TABC agents looked into the matter, but failed to turn up any evidence to support the initial claim. However, they did manage to uncover evidence of other unrelated violations, for which they handed down an unspecified penalty. On 07/15/2015, authorities closed the case without any further action.
A second law enforcement complaint came on 04/13/2016, alleging that the bar sold alcohol to a minor.
This time, the investigation was able to prove the allegation, which the TABC classified as both a criminal and administrative violation. After handing down an unspecified penalty, agents concluded their work on the case on 04/23/2016.

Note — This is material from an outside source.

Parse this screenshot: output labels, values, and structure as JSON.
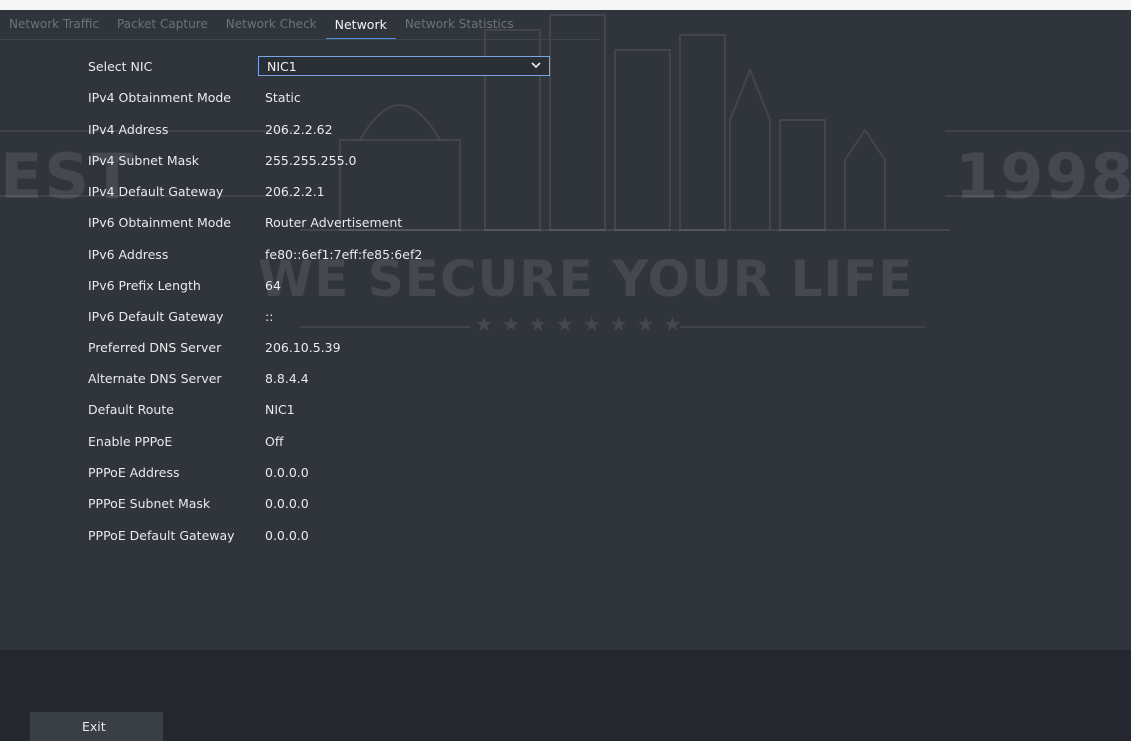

The next complaint came from a concerned citizen on 10/10/2016, accusing the bar of selling alcohol to an underage patron.
Authorities conducted an inquiry into the accusation soon thereafter. For most liquor law violations, the TABC requires either video footage of the incident or eyewitness testimony from one of its agents in order to take action. Having neither in this particular case, investigators decided to wrap up their efforts on 12/11/2016.
A member of the Stephenville community contacted the TABC on 02/07/2017, alleging that the bar sold alcohol to both a minor and an intoxicated patron.
As mentioned in the previous investigation summary, the TABC relies heavily on video evidence to back up most claims of wrongdoing. Since they found no such evidence in this investigation, they decided to close the case on 04/02/2017.
A citizen complaint, filed on 10/11/2017, alleged that the bar sold alcohol to a patron under the age of 21.
After nearly two months of investigation, authorities had not found any hard evidence of a criminal or administrative violation. Unable to take any further action, they decided to bring the case to a close on 12/08/2017.
On 02/02/2018, a citizen complaint brought the TABC back to investigate once more. This time, the allegations were that staff sold drugs on the premises, in addition to selling alcohol to both a minor and a drunk patron.
The TABC conducted an inquiry into the accusations, but was not successful at turning up any proof of a violation. With no other course of action available, investigators closed the case on 03/31/2018.
An unnamed source reached out to the TABC on 08/24/2018 and alleged that the bar sold alcohol to an underage customer.
Upon investigating, authorities were able to turn up corroborating evidence. For some reason, they decided not to hand down any punishment, choosing instead to close the case on 09/11/2018.
Yet another citizen complaint came on 09/19/2018, alleging once more that the bar sold alcohol to a minor.
Unlike in the previous investigation, authorities were not able to uncover any evidence of wrongdoing. After a month and a half of work, the TABC ended its efforts on 11/03/2018.
Less than two weeks after the previous investigation ended, the TABC received another citizen complaint that alleged the bar sold alcohol to both an underage customer and a drunk customer.
The TABC looked into the allegations and discovered evidence that, not only did the bar allow a minor to possess or consume alcohol, it also sold alcohol to someone who was not a club member. After deciding not to hand down any punishment for either violation, investigators closed the case on 12/02/2018.
A citizen complaint, filed on 05/21/2019, accused the bar of selling alcohol to a minor.
Due to a lack of video evidence, authorities were not able to confirm the validity of the accusation. Unable to take any action, investigators shut the case on 06/19/2019.
On 09/06/2019, law enforcement filed a complaint that the bar sold alcohol to a patron who was already over the limit.
The investigation that followed lasted less than two weeks, which is far shorter than the typical length of a month or two. After failing to find any evidence of wrongdoing, authorities closed the case on 09/19/2019.
Texas Law Says Accident Victims Can Sue Bad Bars
If you would like to learn more about Texas dram shop law (i.e. lawsuits against bars who play a role in injurious or fatal accidents), please visit our Texas Dram Shop Law Info Page.